● Information given
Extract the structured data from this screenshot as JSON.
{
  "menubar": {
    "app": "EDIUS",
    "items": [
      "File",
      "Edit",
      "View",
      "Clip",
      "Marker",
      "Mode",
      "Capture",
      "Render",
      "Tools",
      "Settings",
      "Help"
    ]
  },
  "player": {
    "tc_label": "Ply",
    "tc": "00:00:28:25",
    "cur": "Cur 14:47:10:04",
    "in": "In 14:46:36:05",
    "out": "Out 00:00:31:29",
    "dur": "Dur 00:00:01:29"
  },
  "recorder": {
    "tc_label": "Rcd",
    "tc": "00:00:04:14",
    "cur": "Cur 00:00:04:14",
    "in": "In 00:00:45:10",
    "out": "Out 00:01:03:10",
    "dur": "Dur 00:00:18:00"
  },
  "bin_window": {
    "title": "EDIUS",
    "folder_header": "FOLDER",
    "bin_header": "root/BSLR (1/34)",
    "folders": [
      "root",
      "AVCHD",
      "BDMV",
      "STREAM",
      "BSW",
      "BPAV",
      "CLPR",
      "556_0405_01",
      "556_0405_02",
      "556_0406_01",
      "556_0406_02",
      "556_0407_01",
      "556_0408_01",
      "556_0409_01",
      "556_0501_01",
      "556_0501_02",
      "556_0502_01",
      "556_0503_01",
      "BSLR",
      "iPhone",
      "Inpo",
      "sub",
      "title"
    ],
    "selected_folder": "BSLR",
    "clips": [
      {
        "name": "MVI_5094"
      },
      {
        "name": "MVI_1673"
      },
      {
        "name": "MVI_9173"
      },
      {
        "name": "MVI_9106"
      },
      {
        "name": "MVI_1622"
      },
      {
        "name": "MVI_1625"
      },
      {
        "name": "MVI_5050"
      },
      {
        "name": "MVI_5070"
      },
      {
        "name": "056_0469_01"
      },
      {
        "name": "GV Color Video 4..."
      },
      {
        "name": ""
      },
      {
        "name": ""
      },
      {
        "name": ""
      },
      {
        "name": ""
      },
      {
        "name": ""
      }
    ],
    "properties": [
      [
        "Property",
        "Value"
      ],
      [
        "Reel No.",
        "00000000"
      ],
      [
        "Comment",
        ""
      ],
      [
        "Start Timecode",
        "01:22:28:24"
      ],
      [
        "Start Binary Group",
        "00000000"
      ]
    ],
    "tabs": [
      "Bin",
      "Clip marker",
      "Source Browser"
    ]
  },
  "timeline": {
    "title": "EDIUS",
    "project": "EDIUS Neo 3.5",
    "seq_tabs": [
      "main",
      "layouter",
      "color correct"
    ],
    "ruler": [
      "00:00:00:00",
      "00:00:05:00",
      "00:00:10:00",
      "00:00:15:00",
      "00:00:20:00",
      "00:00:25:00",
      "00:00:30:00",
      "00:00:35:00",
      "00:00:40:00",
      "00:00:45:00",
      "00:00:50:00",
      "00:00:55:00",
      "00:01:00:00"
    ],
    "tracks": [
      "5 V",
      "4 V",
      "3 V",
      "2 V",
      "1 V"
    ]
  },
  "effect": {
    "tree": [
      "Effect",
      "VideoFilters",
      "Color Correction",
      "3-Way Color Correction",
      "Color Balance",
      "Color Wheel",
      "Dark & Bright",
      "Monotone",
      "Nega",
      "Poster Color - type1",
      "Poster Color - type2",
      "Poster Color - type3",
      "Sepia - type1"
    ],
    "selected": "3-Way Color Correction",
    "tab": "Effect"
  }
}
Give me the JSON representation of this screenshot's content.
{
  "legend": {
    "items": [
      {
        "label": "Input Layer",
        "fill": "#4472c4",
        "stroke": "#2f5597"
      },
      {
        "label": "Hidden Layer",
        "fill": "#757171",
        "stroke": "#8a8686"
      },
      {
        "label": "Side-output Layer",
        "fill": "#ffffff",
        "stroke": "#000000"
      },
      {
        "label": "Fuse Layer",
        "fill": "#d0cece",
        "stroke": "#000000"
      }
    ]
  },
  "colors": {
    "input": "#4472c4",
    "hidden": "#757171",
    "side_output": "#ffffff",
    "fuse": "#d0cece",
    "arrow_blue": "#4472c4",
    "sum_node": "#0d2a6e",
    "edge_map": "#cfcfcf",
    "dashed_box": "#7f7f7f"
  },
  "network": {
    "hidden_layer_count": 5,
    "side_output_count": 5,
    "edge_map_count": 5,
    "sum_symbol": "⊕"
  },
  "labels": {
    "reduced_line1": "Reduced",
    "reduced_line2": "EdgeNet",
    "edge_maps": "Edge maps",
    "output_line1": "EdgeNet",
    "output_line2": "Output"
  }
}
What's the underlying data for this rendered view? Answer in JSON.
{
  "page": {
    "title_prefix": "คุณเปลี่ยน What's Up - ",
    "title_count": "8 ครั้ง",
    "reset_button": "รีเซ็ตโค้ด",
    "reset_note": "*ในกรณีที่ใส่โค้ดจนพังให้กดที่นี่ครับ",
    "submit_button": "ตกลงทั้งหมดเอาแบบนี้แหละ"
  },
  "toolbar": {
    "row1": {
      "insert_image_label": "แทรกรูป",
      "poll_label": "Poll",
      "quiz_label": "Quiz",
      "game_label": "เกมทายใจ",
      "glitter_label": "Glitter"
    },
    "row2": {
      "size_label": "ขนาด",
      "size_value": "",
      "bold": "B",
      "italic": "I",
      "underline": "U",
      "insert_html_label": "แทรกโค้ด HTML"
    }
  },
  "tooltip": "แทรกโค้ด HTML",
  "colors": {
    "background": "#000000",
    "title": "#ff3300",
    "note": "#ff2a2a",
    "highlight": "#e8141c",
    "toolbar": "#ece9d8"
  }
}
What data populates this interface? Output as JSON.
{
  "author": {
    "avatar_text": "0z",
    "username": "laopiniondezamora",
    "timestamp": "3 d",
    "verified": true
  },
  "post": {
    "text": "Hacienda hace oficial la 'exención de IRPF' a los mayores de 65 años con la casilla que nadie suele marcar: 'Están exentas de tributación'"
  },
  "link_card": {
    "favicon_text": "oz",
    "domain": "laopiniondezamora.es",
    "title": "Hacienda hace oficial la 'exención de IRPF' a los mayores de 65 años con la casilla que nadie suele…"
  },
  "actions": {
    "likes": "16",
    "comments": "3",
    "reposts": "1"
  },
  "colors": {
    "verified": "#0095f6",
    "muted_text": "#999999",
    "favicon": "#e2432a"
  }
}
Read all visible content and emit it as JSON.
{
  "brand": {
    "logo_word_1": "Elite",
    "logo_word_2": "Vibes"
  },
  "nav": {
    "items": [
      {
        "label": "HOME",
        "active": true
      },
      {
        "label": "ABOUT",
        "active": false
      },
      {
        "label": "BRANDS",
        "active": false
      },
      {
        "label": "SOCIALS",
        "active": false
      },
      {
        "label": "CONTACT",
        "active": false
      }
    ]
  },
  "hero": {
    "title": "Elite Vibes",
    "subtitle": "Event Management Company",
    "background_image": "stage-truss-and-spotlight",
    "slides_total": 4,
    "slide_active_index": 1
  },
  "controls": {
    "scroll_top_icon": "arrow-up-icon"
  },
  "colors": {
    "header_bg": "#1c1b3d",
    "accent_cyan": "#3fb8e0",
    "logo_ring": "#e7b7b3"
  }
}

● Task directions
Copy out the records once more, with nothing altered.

● Exercise result
Extract the structured data from this screenshot as JSON.
{
  "menubar": {
    "app": "EDIUS",
    "items": [
      "File",
      "Edit",
      "View",
      "Clip",
      "Marker",
      "Mode",
      "Capture",
      "Render",
      "Tools",
      "Settings",
      "Help"
    ]
  },
  "player": {
    "tc_label": "Ply",
    "tc": "00:00:28:25",
    "cur": "Cur 14:47:10:04",
    "in": "In 14:46:36:05",
    "out": "Out 00:00:31:29",
    "dur": "Dur 00:00:01:29"
  },
  "recorder": {
    "tc_label": "Rcd",
    "tc": "00:00:04:14",
    "cur": "Cur 00:00:04:14",
    "in": "In 00:00:45:10",
    "out": "Out 00:01:03:10",
    "dur": "Dur 00:00:18:00"
  },
  "bin_window": {
    "title": "EDIUS",
    "folder_header": "FOLDER",
    "bin_header": "root/BSLR (1/34)",
    "folders": [
      "root",
      "AVCHD",
      "BDMV",
      "STREAM",
      "BSW",
      "BPAV",
      "CLPR",
      "556_0405_01",
      "556_0405_02",
      "556_0406_01",
      "556_0406_02",
      "556_0407_01",
      "556_0408_01",
      "556_0409_01",
      "556_0501_01",
      "556_0501_02",
      "556_0502_01",
      "556_0503_01",
      "BSLR",
      "iPhone",
      "Inpo",
      "sub",
      "title"
    ],
    "selected_folder": "BSLR",
    "clips": [
      {
        "name": "MVI_5094"
      },
      {
        "name": "MVI_1673"
      },
      {
        "name": "MVI_9173"
      },
      {
        "name": "MVI_9106"
      },
      {
        "name": "MVI_1622"
      },
      {
        "name": "MVI_1625"
      },
      {
        "name": "MVI_5050"
      },
      {
        "name": "MVI_5070"
      },
      {
        "name": "056_0469_01"
      },
      {
        "name": "GV Color Video 4..."
      },
      {
        "name": ""
      },
      {
        "name": ""
      },
      {
        "name": ""
      },
      {
        "name": ""
      },
      {
        "name": ""
      }
    ],
    "properties": [
      [
        "Property",
        "Value"
      ],
      [
        "Reel No.",
        "00000000"
      ],
      [
        "Comment",
        ""
      ],
      [
        "Start Timecode",
        "01:22:28:24"
      ],
      [
        "Start Binary Group",
        "00000000"
      ]
    ],
    "tabs": [
      "Bin",
      "Clip marker",
      "Source Browser"
    ]
  },
  "timeline": {
    "title": "EDIUS",
    "project": "EDIUS Neo 3.5",
    "seq_tabs": [
      "main",
      "layouter",
      "color correct"
    ],
    "ruler": [
      "00:00:00:00",
      "00:00:05:00",
      "00:00:10:00",
      "00:00:15:00",
      "00:00:20:00",
      "00:00:25:00",
      "00:00:30:00",
      "00:00:35:00",
      "00:00:40:00",
      "00:00:45:00",
      "00:00:50:00",
      "00:00:55:00",
      "00:01:00:00"
    ],
    "tracks": [
      "5 V",
      "4 V",
      "3 V",
      "2 V",
      "1 V"
    ]
  },
  "effect": {
    "tree": [
      "Effect",
      "VideoFilters",
      "Color Correction",
      "3-Way Color Correction",
      "Color Balance",
      "Color Wheel",
      "Dark & Bright",
      "Monotone",
      "Nega",
      "Poster Color - type1",
      "Poster Color - type2",
      "Poster Color - type3",
      "Sepia - type1"
    ],
    "selected": "3-Way Color Correction",
    "tab": "Effect"
  }
}
Give me the JSON representation of this screenshot's content.
{
  "legend": {
    "items": [
      {
        "label": "Input Layer",
        "fill": "#4472c4",
        "stroke": "#2f5597"
      },
      {
        "label": "Hidden Layer",
        "fill": "#757171",
        "stroke": "#8a8686"
      },
      {
        "label": "Side-output Layer",
        "fill": "#ffffff",
        "stroke": "#000000"
      },
      {
        "label": "Fuse Layer",
        "fill": "#d0cece",
        "stroke": "#000000"
      }
    ]
  },
  "colors": {
    "input": "#4472c4",
    "hidden": "#757171",
    "side_output": "#ffffff",
    "fuse": "#d0cece",
    "arrow_blue": "#4472c4",
    "sum_node": "#0d2a6e",
    "edge_map": "#cfcfcf",
    "dashed_box": "#7f7f7f"
  },
  "network": {
    "hidden_layer_count": 5,
    "side_output_count": 5,
    "edge_map_count": 5,
    "sum_symbol": "⊕"
  },
  "labels": {
    "reduced_line1": "Reduced",
    "reduced_line2": "EdgeNet",
    "edge_maps": "Edge maps",
    "output_line1": "EdgeNet",
    "output_line2": "Output"
  }
}
What's the underlying data for this rendered view? Answer in JSON.
{
  "page": {
    "title_prefix": "คุณเปลี่ยน What's Up - ",
    "title_count": "8 ครั้ง",
    "reset_button": "รีเซ็ตโค้ด",
    "reset_note": "*ในกรณีที่ใส่โค้ดจนพังให้กดที่นี่ครับ",
    "submit_button": "ตกลงทั้งหมดเอาแบบนี้แหละ"
  },
  "toolbar": {
    "row1": {
      "insert_image_label": "แทรกรูป",
      "poll_label": "Poll",
      "quiz_label": "Quiz",
      "game_label": "เกมทายใจ",
      "glitter_label": "Glitter"
    },
    "row2": {
      "size_label": "ขนาด",
      "size_value": "",
      "bold": "B",
      "italic": "I",
      "underline": "U",
      "insert_html_label": "แทรกโค้ด HTML"
    }
  },
  "tooltip": "แทรกโค้ด HTML",
  "colors": {
    "background": "#000000",
    "title": "#ff3300",
    "note": "#ff2a2a",
    "highlight": "#e8141c",
    "toolbar": "#ece9d8"
  }
}
What data populates this interface? Output as JSON.
{
  "author": {
    "avatar_text": "0z",
    "username": "laopiniondezamora",
    "timestamp": "3 d",
    "verified": true
  },
  "post": {
    "text": "Hacienda hace oficial la 'exención de IRPF' a los mayores de 65 años con la casilla que nadie suele marcar: 'Están exentas de tributación'"
  },
  "link_card": {
    "favicon_text": "oz",
    "domain": "laopiniondezamora.es",
    "title": "Hacienda hace oficial la 'exención de IRPF' a los mayores de 65 años con la casilla que nadie suele…"
  },
  "actions": {
    "likes": "16",
    "comments": "3",
    "reposts": "1"
  },
  "colors": {
    "verified": "#0095f6",
    "muted_text": "#999999",
    "favicon": "#e2432a"
  }
}
Read all visible content and emit it as JSON.
{
  "brand": {
    "logo_word_1": "Elite",
    "logo_word_2": "Vibes"
  },
  "nav": {
    "items": [
      {
        "label": "HOME",
        "active": true
      },
      {
        "label": "ABOUT",
        "active": false
      },
      {
        "label": "BRANDS",
        "active": false
      },
      {
        "label": "SOCIALS",
        "active": false
      },
      {
        "label": "CONTACT",
        "active": false
      }
    ]
  },
  "hero": {
    "title": "Elite Vibes",
    "subtitle": "Event Management Company",
    "background_image": "stage-truss-and-spotlight",
    "slides_total": 4,
    "slide_active_index": 1
  },
  "controls": {
    "scroll_top_icon": "arrow-up-icon"
  },
  "colors": {
    "header_bg": "#1c1b3d",
    "accent_cyan": "#3fb8e0",
    "logo_ring": "#e7b7b3"
  }
}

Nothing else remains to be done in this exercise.